Also known as the Cimitière du Nord, the Montmartre Cemetery is the third largest in Paris, after Père Lachaise and Montparnasse Cemetery. Opened in 1825, the necropolis contains some 20,000 graves, including those of author Émile Zola, painter Edgar Degas, and composer Hector Berlioz. It’s a calm and evocative place for a stroll.
On the site of an abandoned quarry, Montmartre Cemetery is one of the largest and most significant graveyards in Paris. Located below street level, and partially shadowed by the Pont Caulaincourt (a 19th-century bridge), the landmark has a tranquil and tucked-away ambiance. Known as the final resting place of numerous cultural figures, such as author Alexandre Dumas and filmmaker François Truffaut, the cemetery can be explored independently or on a walking tour of Montmartre.
Things to Know Before You Go
- The cemetery is free for all visitors to explore.
- Montmartre Cemetery has steep slopes and uneven pavements, making it difficult to explore for those with mobility issues.
- In addition to many creative luminaries, the Montmartre Cemetery is also home to a community of local cats.
How to Get There
To reach the Montmartre Cemetery, take Métro Line 2 or 13 to Place de Clichy, or take Line 13 to La Fourche. The landmark can also be reached via bus Nos. 30, 31, 54, 56, 80, 85, and 95, as well as the Montmartrobus (a special bus that makes it easier to navigate this famously hilly neighborhood). Alternatively, travel by car or taxi, by Vélib’ bike, or on foot.
When to Get There
The Montmartre Cemetery is open daily year-round, except in cases of severe inclement weather. The landmark is famously shaded by hundreds of trees, so it’s especially appealing to explore on sunny spring and summer days.
Additional Montmartre Highlights

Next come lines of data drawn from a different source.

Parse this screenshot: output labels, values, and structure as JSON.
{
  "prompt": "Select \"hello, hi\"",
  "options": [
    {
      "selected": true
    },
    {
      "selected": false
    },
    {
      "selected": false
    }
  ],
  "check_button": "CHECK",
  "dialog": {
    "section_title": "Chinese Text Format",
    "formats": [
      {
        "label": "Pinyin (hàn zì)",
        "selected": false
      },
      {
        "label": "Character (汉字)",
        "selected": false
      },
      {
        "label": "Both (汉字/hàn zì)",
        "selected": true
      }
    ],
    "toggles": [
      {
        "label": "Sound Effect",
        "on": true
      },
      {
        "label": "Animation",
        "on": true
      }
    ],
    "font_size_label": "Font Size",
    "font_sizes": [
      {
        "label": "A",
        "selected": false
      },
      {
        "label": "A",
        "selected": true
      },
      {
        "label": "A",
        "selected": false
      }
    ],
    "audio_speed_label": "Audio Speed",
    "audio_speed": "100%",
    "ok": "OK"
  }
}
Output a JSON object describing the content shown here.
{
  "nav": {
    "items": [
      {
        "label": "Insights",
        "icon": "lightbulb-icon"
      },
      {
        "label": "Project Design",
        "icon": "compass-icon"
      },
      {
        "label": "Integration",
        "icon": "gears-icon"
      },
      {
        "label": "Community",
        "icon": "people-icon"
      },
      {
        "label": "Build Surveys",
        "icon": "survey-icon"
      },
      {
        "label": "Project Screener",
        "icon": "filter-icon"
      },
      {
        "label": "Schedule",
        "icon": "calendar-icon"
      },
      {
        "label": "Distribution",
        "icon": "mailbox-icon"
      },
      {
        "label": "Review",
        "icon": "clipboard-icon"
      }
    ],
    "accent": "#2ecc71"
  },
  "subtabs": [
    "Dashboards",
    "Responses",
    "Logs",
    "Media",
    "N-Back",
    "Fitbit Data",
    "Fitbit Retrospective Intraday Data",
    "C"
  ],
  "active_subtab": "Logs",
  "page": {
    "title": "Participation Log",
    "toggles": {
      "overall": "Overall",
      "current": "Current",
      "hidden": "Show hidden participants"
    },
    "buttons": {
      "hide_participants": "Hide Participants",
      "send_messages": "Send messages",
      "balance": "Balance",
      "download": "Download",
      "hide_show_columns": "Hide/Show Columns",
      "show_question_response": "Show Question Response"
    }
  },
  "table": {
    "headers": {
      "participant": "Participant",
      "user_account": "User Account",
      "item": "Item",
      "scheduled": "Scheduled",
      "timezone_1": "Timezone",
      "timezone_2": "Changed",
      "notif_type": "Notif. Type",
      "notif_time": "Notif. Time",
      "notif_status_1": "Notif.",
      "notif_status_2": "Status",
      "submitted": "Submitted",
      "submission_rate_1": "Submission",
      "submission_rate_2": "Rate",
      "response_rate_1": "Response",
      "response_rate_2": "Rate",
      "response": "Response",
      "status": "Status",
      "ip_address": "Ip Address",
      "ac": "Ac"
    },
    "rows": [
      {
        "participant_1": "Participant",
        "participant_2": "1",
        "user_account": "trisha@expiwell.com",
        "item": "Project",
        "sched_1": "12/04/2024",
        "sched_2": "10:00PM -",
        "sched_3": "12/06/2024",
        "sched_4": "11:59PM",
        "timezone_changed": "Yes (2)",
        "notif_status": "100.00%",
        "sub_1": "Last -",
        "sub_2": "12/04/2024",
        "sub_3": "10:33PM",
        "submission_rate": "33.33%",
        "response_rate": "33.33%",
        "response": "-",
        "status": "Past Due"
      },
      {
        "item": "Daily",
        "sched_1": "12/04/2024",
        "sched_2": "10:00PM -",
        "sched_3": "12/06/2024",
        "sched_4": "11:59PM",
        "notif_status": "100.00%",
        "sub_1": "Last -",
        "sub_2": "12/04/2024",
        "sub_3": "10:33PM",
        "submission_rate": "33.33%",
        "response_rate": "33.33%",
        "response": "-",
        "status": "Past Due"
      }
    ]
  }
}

Once you’ve braved the heights of hilly Montmartre, it’s worth combining your cemetery visit with stops at other local landmarks. Continue to Sacré-Coeur Basilica for some of the best views overlooking Paris, explore the Musée de la Vie Romantique to learn more about the area’s artistic heritage, and stroll past the iconic Moulin Rouge.